# Exercise goal
Your copy should match the records below exactly, except for the pictures.

(Dataset rows describing interfaces)

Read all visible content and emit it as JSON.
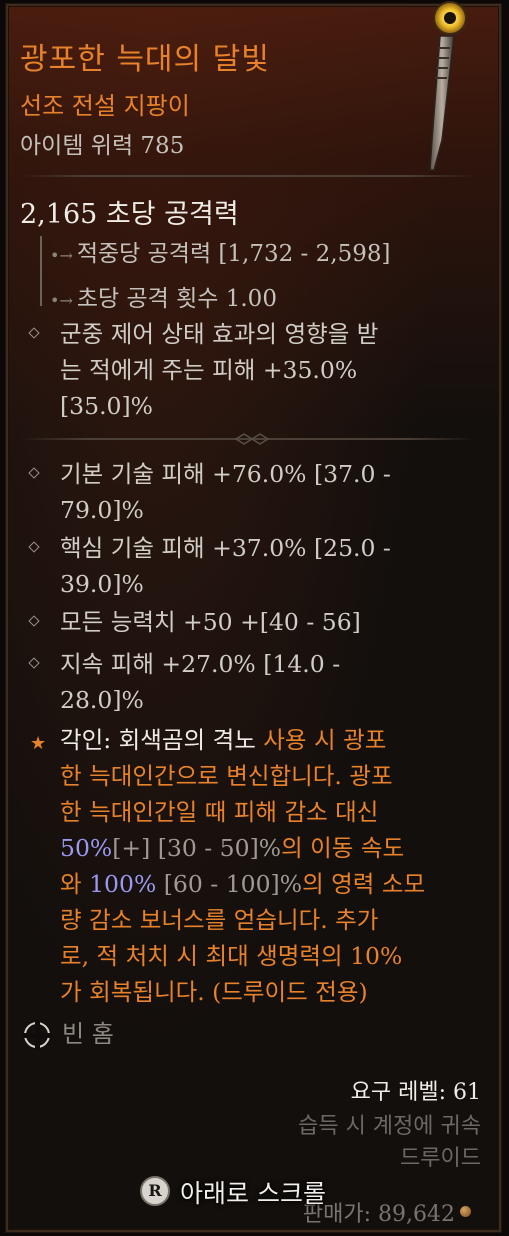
{
  "item": {
    "name": "광포한 늑대의 달빛",
    "type": "선조 전설 지팡이",
    "power": "아이템 위력 785"
  },
  "stats": {
    "dps": "2,165 초당 공격력",
    "damage_per_hit": "적중당 공격력 [1,732 - 2,598]",
    "attacks_per_second": "초당 공격 횟수 1.00"
  },
  "implicit": {
    "line1": "군중 제어 상태 효과의 영향을 받",
    "line2": "는 적에게 주는 피해 +35.0%",
    "line3": "[35.0]%"
  },
  "affixes": [
    {
      "line1": "기본 기술 피해 +76.0% [37.0 -",
      "line2": "79.0]%"
    },
    {
      "line1": "핵심 기술 피해 +37.0% [25.0 -",
      "line2": "39.0]%"
    },
    {
      "line1": "모든 능력치 +50 +[40 - 56]",
      "line2": ""
    },
    {
      "line1": "지속 피해 +27.0% [14.0 -",
      "line2": "28.0]%"
    }
  ],
  "aspect": {
    "prefix": "각인: 회색곰의 격노",
    "text1": " 사용 시 광포",
    "text2": "한 늑대인간으로 변신합니다. 광포",
    "text3": "한 늑대인간일 때 피해 감소 대신",
    "value1": "50%",
    "range1_plus": "[+]",
    "range1": " [30 - 50]%",
    "text4": "의 이동 속도",
    "text5": "와 ",
    "value2": "100%",
    "range2": " [60 - 100]%",
    "text6": "의 영력 소모",
    "text7": "량 감소 보너스를 얻습니다. 추가",
    "text8": "로, 적 처치 시 최대 생명력의 10%",
    "text9": "가 회복됩니다. (드루이드 전용)"
  },
  "socket": {
    "label": "빈 홈"
  },
  "requirements": {
    "level": "요구 레벨: 61",
    "bind": "습득 시 계정에 귀속",
    "class": "드루이드"
  },
  "sell": {
    "value": "판매가: 89,642"
  },
  "scroll": {
    "button_glyph": "R",
    "label": "아래로 스크롤"
  },
  "colors": {
    "legendary_orange": "#e8822a",
    "value_blue": "#9a98f0",
    "text_main": "#d0ccc6"
  }
}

# Solution to this problem
Read all visible content and emit it as JSON.
{
  "item": {
    "name": "광포한 늑대의 달빛",
    "type": "선조 전설 지팡이",
    "power": "아이템 위력 785"
  },
  "stats": {
    "dps": "2,165 초당 공격력",
    "damage_per_hit": "적중당 공격력 [1,732 - 2,598]",
    "attacks_per_second": "초당 공격 횟수 1.00"
  },
  "implicit": {
    "line1": "군중 제어 상태 효과의 영향을 받",
    "line2": "는 적에게 주는 피해 +35.0%",
    "line3": "[35.0]%"
  },
  "affixes": [
    {
      "line1": "기본 기술 피해 +76.0% [37.0 -",
      "line2": "79.0]%"
    },
    {
      "line1": "핵심 기술 피해 +37.0% [25.0 -",
      "line2": "39.0]%"
    },
    {
      "line1": "모든 능력치 +50 +[40 - 56]",
      "line2": ""
    },
    {
      "line1": "지속 피해 +27.0% [14.0 -",
      "line2": "28.0]%"
    }
  ],
  "aspect": {
    "prefix": "각인: 회색곰의 격노",
    "text1": " 사용 시 광포",
    "text2": "한 늑대인간으로 변신합니다. 광포",
    "text3": "한 늑대인간일 때 피해 감소 대신",
    "value1": "50%",
    "range1_plus": "[+]",
    "range1": " [30 - 50]%",
    "text4": "의 이동 속도",
    "text5": "와 ",
    "value2": "100%",
    "range2": " [60 - 100]%",
    "text6": "의 영력 소모",
    "text7": "량 감소 보너스를 얻습니다. 추가",
    "text8": "로, 적 처치 시 최대 생명력의 10%",
    "text9": "가 회복됩니다. (드루이드 전용)"
  },
  "socket": {
    "label": "빈 홈"
  },
  "requirements": {
    "level": "요구 레벨: 61",
    "bind": "습득 시 계정에 귀속",
    "class": "드루이드"
  },
  "sell": {
    "value": "판매가: 89,642"
  },
  "scroll": {
    "button_glyph": "R",
    "label": "아래로 스크롤"
  },
  "colors": {
    "legendary_orange": "#e8822a",
    "value_blue": "#9a98f0",
    "text_main": "#d0ccc6"
  }
}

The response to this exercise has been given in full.